They are: Procedural/Operational which focuses on rules of the game, Evironmental deals with where the game will be played, Equipment focuses on adaptations to playing equipment and Human Intervention involves human contact, praise and instruction.

Focusing on Procedural/Operational modification, I may change a few rules. I may have a pinch hitter for the runner who will run from home plate with the batter to 1st base and then take over from there or have the batter have a few seconds of lead time before the ball can be thrown after their hit. I will also allow the batter to either use a batting tee instead of having the ball pitched to them or they can have the ball pitched to them at a low speed, whatever they are most comfortable with.

On defense I will allow the player to be teamed up with another player to assist them while playing their position.
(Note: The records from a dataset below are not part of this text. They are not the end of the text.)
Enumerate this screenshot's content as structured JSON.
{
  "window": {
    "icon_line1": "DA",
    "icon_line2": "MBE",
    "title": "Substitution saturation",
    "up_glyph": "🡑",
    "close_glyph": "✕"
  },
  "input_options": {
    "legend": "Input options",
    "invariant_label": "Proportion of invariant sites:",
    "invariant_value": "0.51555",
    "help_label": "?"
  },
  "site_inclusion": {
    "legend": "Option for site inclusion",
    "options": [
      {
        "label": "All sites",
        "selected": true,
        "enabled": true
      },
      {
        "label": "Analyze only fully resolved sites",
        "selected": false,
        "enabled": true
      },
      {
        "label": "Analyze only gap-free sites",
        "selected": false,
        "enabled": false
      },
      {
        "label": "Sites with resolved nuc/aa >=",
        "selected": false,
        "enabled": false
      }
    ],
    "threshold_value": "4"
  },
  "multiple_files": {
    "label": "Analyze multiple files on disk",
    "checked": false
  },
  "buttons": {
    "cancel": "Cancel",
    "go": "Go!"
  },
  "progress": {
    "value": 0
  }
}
For environmental modifications, I would have the game played on a hard surface, such as concrete or blacktop, so the player can move as easily as possible. And have flat running bases so they can actually tag the base. I would also shorten the playing field/area to accommodate the player but still allow everyone else to enjoy the game as well.

One of the most important modifications that can be made is to the equipment. They way I would modify the equipment used is to have the player use a lighter but bigger (wider and longer) bat to help hit the ball better. The bat may also have a brace, which goes from the handle and straps on to the forearm so they can swing and control the bat better. I will also use a brighter color and slightly bigger ball so the player can connect better for the swing.

For Human Intervention, I will have a 'buddy partner' for the player to help with anything necessary, they would be there as an aid for the disabled player. For instance they will help the player run their bases on offense and help them to scramble for the ball on defense. This 'buddy partner' will also help the child with proper game instruction and tell them what they may need to change in order to play better.

I think these modifications would help someone with left-sided hemiplegia play in an integrated game of baseball where everyone can enjoy. In order to think of certain adaptations for someone with a disability to play any particular game, I learned that you have to be very creative and look at things from not only your perspective but from theirs also.